- [DATA FOR REVIEW]:
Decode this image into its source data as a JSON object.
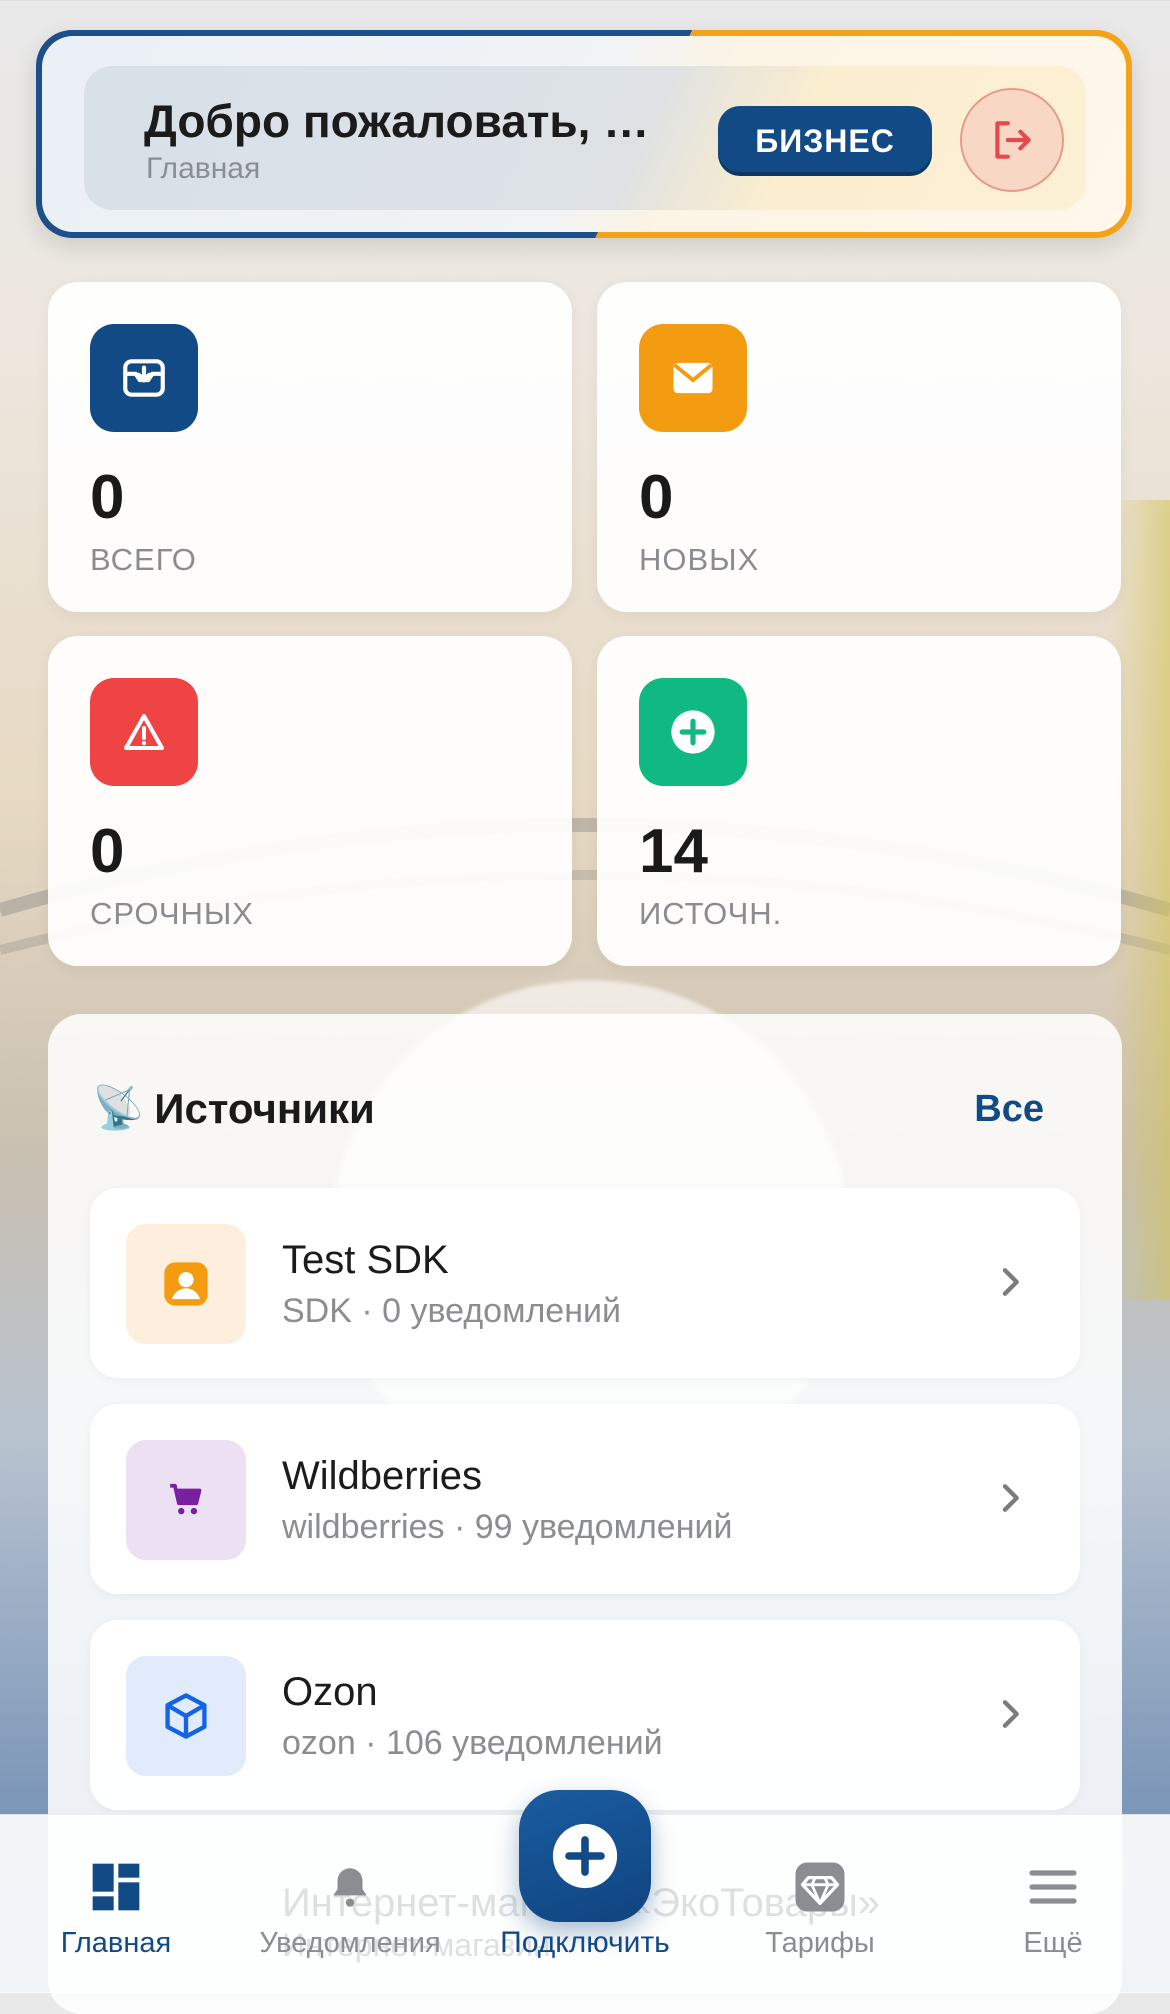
{
  "header": {
    "welcome_title": "Добро пожаловать, …",
    "subtitle": "Главная",
    "plan_badge": "БИЗНЕС",
    "logout_icon": "logout-icon"
  },
  "stats": [
    {
      "value": "0",
      "label": "ВСЕГО",
      "color": "#124a86",
      "icon": "inbox-download-icon"
    },
    {
      "value": "0",
      "label": "НОВЫХ",
      "color": "#f39c12",
      "icon": "envelope-icon"
    },
    {
      "value": "0",
      "label": "СРОЧНЫХ",
      "color": "#ef4444",
      "icon": "warning-icon"
    },
    {
      "value": "14",
      "label": "ИСТОЧН.",
      "color": "#10b981",
      "icon": "plus-circle-icon"
    }
  ],
  "sources": {
    "title": "Источники",
    "title_emoji": "📡",
    "all_link": "Все",
    "items": [
      {
        "name": "Test SDK",
        "meta": "SDK · 0 уведомлений",
        "icon": "user-icon",
        "icon_bg": "#fdeedd",
        "icon_color": "#f39c12"
      },
      {
        "name": "Wildberries",
        "meta": "wildberries · 99 уведомлений",
        "icon": "cart-icon",
        "icon_bg": "#ece0f3",
        "icon_color": "#7b1fa2"
      },
      {
        "name": "Ozon",
        "meta": "ozon · 106 уведомлений",
        "icon": "cube-icon",
        "icon_bg": "#e1ebfb",
        "icon_color": "#1463e6"
      }
    ],
    "partial_item": {
      "name": "Интернет-магазин «ЭкоТовары»",
      "meta": "Интернет-магазин"
    }
  },
  "tabbar": {
    "items": [
      {
        "label": "Главная",
        "icon": "dashboard-icon",
        "active": true
      },
      {
        "label": "Уведомления",
        "icon": "bell-icon",
        "active": false
      },
      {
        "label": "Подключить",
        "icon": "plus-icon",
        "active": false
      },
      {
        "label": "Тарифы",
        "icon": "diamond-icon",
        "active": false
      },
      {
        "label": "Ещё",
        "icon": "menu-icon",
        "active": false
      }
    ]
  }
}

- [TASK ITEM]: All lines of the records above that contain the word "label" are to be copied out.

- [TASK ANSWER]:
      "label": "ВСЕГО",
      "label": "НОВЫХ",
      "label": "СРОЧНЫХ",
      "label": "ИСТОЧН.",
        "label": "Главная",
        "label": "Уведомления",
        "label": "Подключить",
        "label": "Тарифы",
        "label": "Ещё",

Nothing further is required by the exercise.